An Interesting Mix: Male Borderline Personality Disorder

Trouble in the Making: Personality Disorders Mixed with Depression

By: Christine Hammond LMHC
Depression has its own signs and symptoms but when mixed with a personality disorder (PD) it can be more elusive. Each PD has a different manifestation of depression with varying levels of intensity. While not all depression becomes homicidal or suicidal, the risks for this possibility are presented as a word of caution. The following are the PDs most likely to raise a red flag. ·Anti-Social PD (Sociopath and Psychopath): This is the hardest of the PDs to diagnose as depressed unless they want a person to know about it. So accustomed to masking true feelings or emotions, they are even able to deceive themselves. At first, to counteract the sadness, they will escalate in two main ways: criminal and sexual behavior. Both behaviors have given them pleasure in the past however the acceleration and intensification of their actions will be noticeable. Just like a drug addict with high tolerance, they need much more than before to satisfy. When that fails to achieve …

Four Analogies to Understanding Mental Health Counseling
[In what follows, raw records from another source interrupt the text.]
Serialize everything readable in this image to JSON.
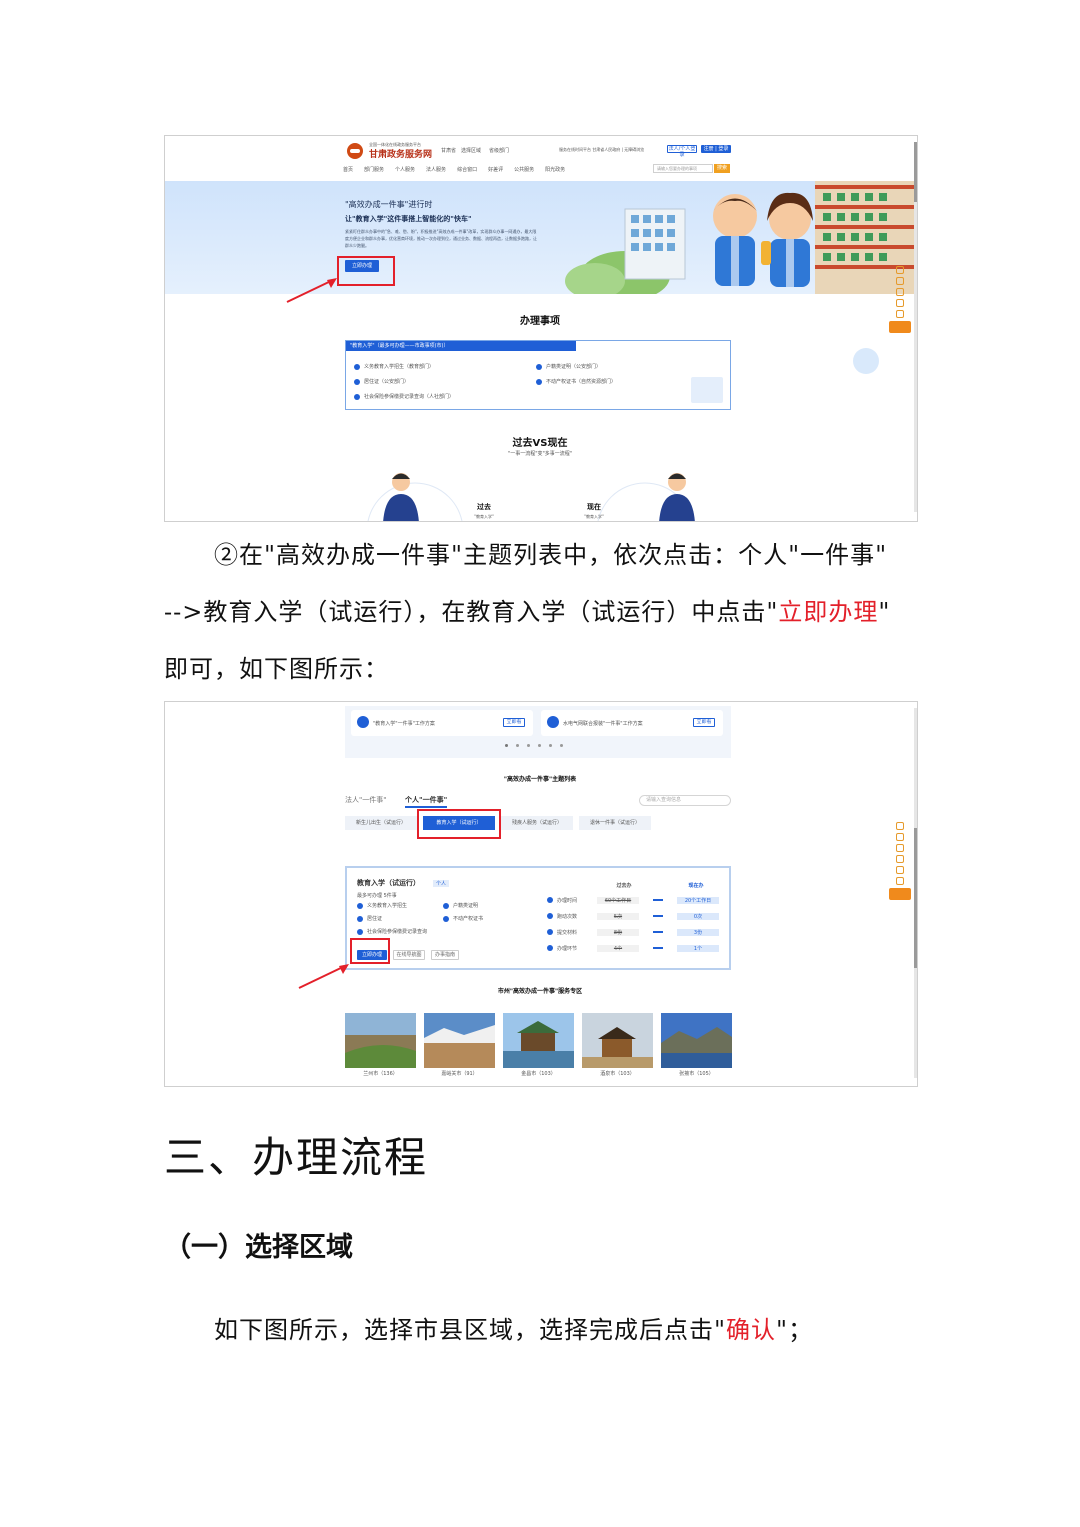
{
  "screenshot1": {
    "site_tagline": "全国一体化在线政务服务平台",
    "site_title": "甘肃政务服务网",
    "region": "甘肃省",
    "region_switch": "选择区域",
    "dept_switch": "省级部门",
    "top_links": "服务在线时间平台 甘肃省人民政府 | 无障碍浏览",
    "login_btn": "法人/个人登录",
    "register_btn": "注册 | 登录",
    "nav": [
      "首页",
      "部门服务",
      "个人服务",
      "法人服务",
      "综合窗口",
      "好差评",
      "公共服务",
      "阳光政务"
    ],
    "search_placeholder": "请输入您要办理的事项",
    "search_btn": "搜索",
    "banner_kicker": "\"高效办成一件事\"进行时",
    "banner_title": "让\"教育入学\"这件事搭上智能化的\"快车\"",
    "banner_desc": "紧紧盯住群众办事中的\"急、难、愁、盼\"，积极推进\"高效办成一件事\"改革，实现群众办事一网通办，最大限度方便企业和群众办事，优化营商环境，推动一次办理到位，通过业务、数据、流程再造，让数据多跑路，让群众少跑腿。",
    "banner_btn": "立即办理",
    "section_title": "办理事项",
    "card_header": "\"教育入学\"（最多可办理——市政事项(市)）",
    "items_left": [
      "义务教育入学招生（教育部门）",
      "居住证（公安部门）",
      "社会保险参保缴费记录查询（人社部门）"
    ],
    "items_right": [
      "户籍类证明（公安部门）",
      "不动产权证书（自然资源部门）"
    ],
    "compare_title": "过去VS现在",
    "compare_sub": "\"一事一流程\"变\"多事一流程\"",
    "past_label": "过去",
    "past_sub": "\"教育入学\"",
    "now_label": "现在",
    "now_sub": "\"教育入学\""
  },
  "instruction": {
    "line1_prefix": "②在\"高效办成一件事\"主题列表中，依次点击：个人\"一件事\"",
    "line2_prefix": "-->教育入学（试运行），在教育入学（试运行）中点击\"",
    "line2_red": "立即办理",
    "line2_suffix": "\"",
    "line3": "即可，如下图所示："
  },
  "screenshot2": {
    "plan1": "\"教育入学\"一件事\"工作方案",
    "plan1_btn": "立即看",
    "plan2": "水电气网联合报装\"一件事\"工作方案",
    "plan2_btn": "立即看",
    "list_title": "\"高效办成一件事\"主题列表",
    "tab_legal": "法人\"一件事\"",
    "tab_personal": "个人\"一件事\"",
    "search_placeholder": "请输入查询信息",
    "subtabs": [
      "新生儿出生（试运行）",
      "教育入学（试运行）",
      "残疾人服务（试运行）",
      "退休一件事（试运行）"
    ],
    "detail_title": "教育入学（试运行）",
    "detail_badge": "个人",
    "detail_count": "最多可办理 5件事",
    "detail_items_left": [
      "义务教育入学招生",
      "居住证",
      "社会保险参保缴费记录查询"
    ],
    "detail_items_right": [
      "户籍类证明",
      "不动产权证书"
    ],
    "detail_btn_apply": "立即办理",
    "detail_btn_guide": "在线导航图",
    "detail_btn_help": "办事指南",
    "compare_head_past": "过去办",
    "compare_head_now": "现在办",
    "compare_rows": [
      {
        "label": "办理时间",
        "past": "60个工作日",
        "now": "20个工作日"
      },
      {
        "label": "跑动次数",
        "past": "5次",
        "now": "0次"
      },
      {
        "label": "提交材料",
        "past": "8份",
        "now": "3份"
      },
      {
        "label": "办理环节",
        "past": "4个",
        "now": "1个"
      }
    ],
    "zone_title": "市州\"高效办成一件事\"服务专区",
    "cities": [
      "兰州市（136）",
      "嘉峪关市（91）",
      "金昌市（103）",
      "酒泉市（103）",
      "张掖市（105）"
    ]
  },
  "heading1": "三、办理流程",
  "heading2": "（一）选择区域",
  "final": {
    "prefix": "如下图所示，选择市县区域，选择完成后点击\"",
    "red": "确认",
    "suffix": "\"；"
  }
}
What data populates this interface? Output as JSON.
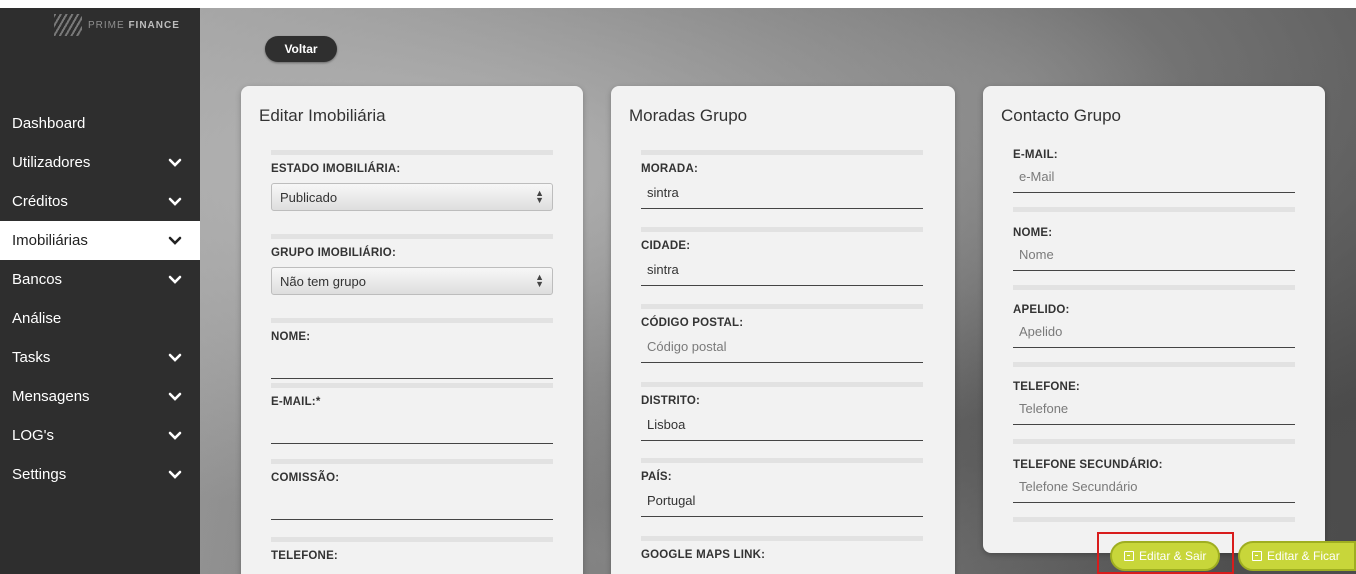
{
  "brand": {
    "logo_light": "PRIME",
    "logo_bold": "FINANCE"
  },
  "sidebar": {
    "items": [
      {
        "label": "Dashboard",
        "chevron": false,
        "active": false
      },
      {
        "label": "Utilizadores",
        "chevron": true,
        "active": false
      },
      {
        "label": "Créditos",
        "chevron": true,
        "active": false
      },
      {
        "label": "Imobiliárias",
        "chevron": true,
        "active": true
      },
      {
        "label": "Bancos",
        "chevron": true,
        "active": false
      },
      {
        "label": "Análise",
        "chevron": false,
        "active": false
      },
      {
        "label": "Tasks",
        "chevron": true,
        "active": false
      },
      {
        "label": "Mensagens",
        "chevron": true,
        "active": false
      },
      {
        "label": "LOG's",
        "chevron": true,
        "active": false
      },
      {
        "label": "Settings",
        "chevron": true,
        "active": false
      }
    ]
  },
  "back_label": "Voltar",
  "card_edit": {
    "title": "Editar Imobiliária",
    "estado_label": "ESTADO IMOBILIÁRIA:",
    "estado_value": "Publicado",
    "grupo_label": "GRUPO IMOBILIÁRIO:",
    "grupo_value": "Não tem grupo",
    "nome_label": "NOME:",
    "nome_value": "",
    "email_label": "E-MAIL:*",
    "email_value": "",
    "comissao_label": "COMISSÃO:",
    "comissao_value": "",
    "telefone_label": "TELEFONE:"
  },
  "card_moradas": {
    "title": "Moradas Grupo",
    "morada_label": "MORADA:",
    "morada_value": "sintra",
    "cidade_label": "CIDADE:",
    "cidade_value": "sintra",
    "codigo_label": "CÓDIGO POSTAL:",
    "codigo_placeholder": "Código postal",
    "distrito_label": "DISTRITO:",
    "distrito_value": "Lisboa",
    "pais_label": "PAÍS:",
    "pais_value": "Portugal",
    "maps_label": "GOOGLE MAPS LINK:"
  },
  "card_contacto": {
    "title": "Contacto Grupo",
    "email_label": "E-MAIL:",
    "email_placeholder": "e-Mail",
    "nome_label": "NOME:",
    "nome_placeholder": "Nome",
    "apelido_label": "APELIDO:",
    "apelido_placeholder": "Apelido",
    "telefone_label": "TELEFONE:",
    "telefone_placeholder": "Telefone",
    "telefone2_label": "TELEFONE SECUNDÁRIO:",
    "telefone2_placeholder": "Telefone Secundário"
  },
  "actions": {
    "save_exit": "Editar & Sair",
    "save_stay": "Editar & Ficar"
  },
  "colors": {
    "accent": "#c8d63a",
    "highlight": "#d81c1c",
    "sidebar": "#2e2e2e"
  }
}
By: Nate Webster, IMH
What exactly does sitting down and talking to someone about your problems actually do? In many ways counseling can just sound like a glorified coffee date with friends, except the cappuccino is $75.00 an hour! Here are four analogies to help uncover the mystery of counseling. These analogies give word pictures to help you understand exactly what counseling does to help you and what can be expected. So whether you’re someone who uses analogies a lot or someone who is new to using analogies, I hope these give you some clarity.
Counselors are like binoculars:First and foremost, counselors often act like a pair of binoculars in your life. When you’re trying to discern what the current conditions of your life may be leading to, a counselor can be helpful as they look out at the horizon and discern what’s in the distance. What looks like some harmless twirling in the water a mile away, a counselor can identify as an eventual whirlpool that may trap you. A counselor isn’…

How Not to Cope with a Narcissist

By: Christine Hammond LMHC
Dysfunctional behavior applies to everyone. It’s not just the narcissist who is flawed in their perception and responses. The people around them frequently utilize maladjusted coping mechanisms (or defense mechanisms) in an attempt to handle the toxic situation or manage the narcissism. Here are some real life examples: An employee realizes their boss is a narcissist but idealizes their success and strives to be just like them. A child knows their parent is different, controlling, reactionary and demanding but says they are perfect. A spouse sees the narcissism but minimizes the behavior and makes excuses for it. A quick look at types of defense mechanisms, originally coined by Sigmund Freud and further developed by Anna Freud and George Eman Vaillant, reveals several which are commonly found in people who deal with narcissists. ·Acting out. It frequently backfires when a person expresses their frustrations to the narcissist about their narcissistic behavior. So…